There are serious risks here. If Trump fires them (which he could), we would be left without leadership in the pandemic. That’s a frightening prospect. But de facto, we are currently without leadership in the pandemic. The leadership we thought we had–the leadership of responsible people constraining the president–is as much of an illusion as Hindenburg’s and the German nationalists’ constraint of Hitler in 1933. That gambit may have worked for awhile, in a contestable sense of “worked,” but it’s got nowhere left to go. You can’t constrain Trump by appeasing him. You can only constrain him by resisting him. There is now a critical mass of resistance that, if exercised, can succeed. It should be exercised so as to succeed.
Donald Trump has to go. We can’t kill him.*** We can’t impeach him. We can’t remove him. We–or rather, those in the relevant places–have to defy him, and push him, step by step, away from the levers of power. The longer he holds power, the greater the danger we face. At a certain point, we have to figure out that as dangerous as the virus is, he is the real danger we face–the single biggest obstacle to our fighting COVID19 with all the powers at our disposal. We need to look that danger in the face, stare it down, and take it out, before he does the same to us. Because when push comes to shove for him, he will take us out: he will sacrifice our lives to the whim of the moment. Push has already come to shove for us. It’s time to push back as hard as we can.
*Thanks to Steven Postrel for the observation that there are in fact FDA approved devices that claim to do what Trump asserted. The fact remains that the claim was, as stated, egregiously irresponsible.
**The critical mass need not be so large as to require mass resignations from the relevant federal agencies. The rank and file can and should continue working; some part of upper executive management should resign.
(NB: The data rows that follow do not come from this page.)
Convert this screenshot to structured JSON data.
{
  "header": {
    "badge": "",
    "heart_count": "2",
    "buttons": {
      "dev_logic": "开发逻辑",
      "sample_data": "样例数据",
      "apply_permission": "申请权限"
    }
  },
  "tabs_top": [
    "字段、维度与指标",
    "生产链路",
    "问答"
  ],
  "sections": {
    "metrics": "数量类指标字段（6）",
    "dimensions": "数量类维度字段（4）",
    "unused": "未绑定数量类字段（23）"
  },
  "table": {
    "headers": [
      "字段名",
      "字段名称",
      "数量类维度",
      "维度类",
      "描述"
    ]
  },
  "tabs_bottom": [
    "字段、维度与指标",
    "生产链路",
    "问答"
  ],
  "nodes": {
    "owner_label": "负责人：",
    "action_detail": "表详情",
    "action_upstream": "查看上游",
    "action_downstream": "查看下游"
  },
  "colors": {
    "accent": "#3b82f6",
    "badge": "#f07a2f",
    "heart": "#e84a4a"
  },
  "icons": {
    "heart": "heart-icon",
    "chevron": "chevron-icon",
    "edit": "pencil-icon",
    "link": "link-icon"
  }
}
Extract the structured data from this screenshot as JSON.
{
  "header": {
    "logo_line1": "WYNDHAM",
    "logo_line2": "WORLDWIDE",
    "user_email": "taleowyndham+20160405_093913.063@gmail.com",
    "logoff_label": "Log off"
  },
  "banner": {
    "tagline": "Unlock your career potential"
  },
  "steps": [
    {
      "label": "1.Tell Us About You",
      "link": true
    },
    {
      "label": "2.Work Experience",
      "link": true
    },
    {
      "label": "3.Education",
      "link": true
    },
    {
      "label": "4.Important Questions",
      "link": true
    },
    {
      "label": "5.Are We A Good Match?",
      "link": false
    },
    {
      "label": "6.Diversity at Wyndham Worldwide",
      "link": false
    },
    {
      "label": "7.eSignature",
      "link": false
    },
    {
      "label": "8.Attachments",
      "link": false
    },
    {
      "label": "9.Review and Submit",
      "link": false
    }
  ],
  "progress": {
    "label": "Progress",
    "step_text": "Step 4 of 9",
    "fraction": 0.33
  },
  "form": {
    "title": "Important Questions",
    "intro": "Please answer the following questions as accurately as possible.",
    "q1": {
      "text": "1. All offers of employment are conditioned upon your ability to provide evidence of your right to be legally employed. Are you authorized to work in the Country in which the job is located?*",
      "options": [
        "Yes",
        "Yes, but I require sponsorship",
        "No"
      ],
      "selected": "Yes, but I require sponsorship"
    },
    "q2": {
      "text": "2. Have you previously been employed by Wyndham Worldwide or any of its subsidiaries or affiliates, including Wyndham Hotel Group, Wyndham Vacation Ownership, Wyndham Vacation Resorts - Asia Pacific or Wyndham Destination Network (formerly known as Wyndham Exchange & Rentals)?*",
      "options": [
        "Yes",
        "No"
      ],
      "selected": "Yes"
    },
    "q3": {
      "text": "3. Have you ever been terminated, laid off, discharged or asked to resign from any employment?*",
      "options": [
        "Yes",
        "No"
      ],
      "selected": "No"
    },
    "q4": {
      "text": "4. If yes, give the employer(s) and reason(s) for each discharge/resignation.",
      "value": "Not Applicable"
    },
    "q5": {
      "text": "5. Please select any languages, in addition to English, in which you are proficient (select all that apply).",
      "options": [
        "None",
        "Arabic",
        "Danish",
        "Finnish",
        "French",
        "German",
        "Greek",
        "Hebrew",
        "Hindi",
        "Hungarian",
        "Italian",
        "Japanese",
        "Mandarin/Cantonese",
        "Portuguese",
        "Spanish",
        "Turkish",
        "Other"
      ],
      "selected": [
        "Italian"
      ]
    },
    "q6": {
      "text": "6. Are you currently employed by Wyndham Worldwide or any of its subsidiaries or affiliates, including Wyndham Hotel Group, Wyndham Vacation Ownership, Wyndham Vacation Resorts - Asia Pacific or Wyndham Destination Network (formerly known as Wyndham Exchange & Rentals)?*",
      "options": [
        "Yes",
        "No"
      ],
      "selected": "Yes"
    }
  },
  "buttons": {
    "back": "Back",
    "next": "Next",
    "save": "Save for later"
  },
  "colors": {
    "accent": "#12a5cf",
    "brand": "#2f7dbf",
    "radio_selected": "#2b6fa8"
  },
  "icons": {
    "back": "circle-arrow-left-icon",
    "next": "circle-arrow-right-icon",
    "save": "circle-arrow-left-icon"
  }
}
***So don’t accuse me of inciting, recommending, or planning violence. I’m not.
Thanks to Maria Venardis for very useful comments on an earlier version of this post.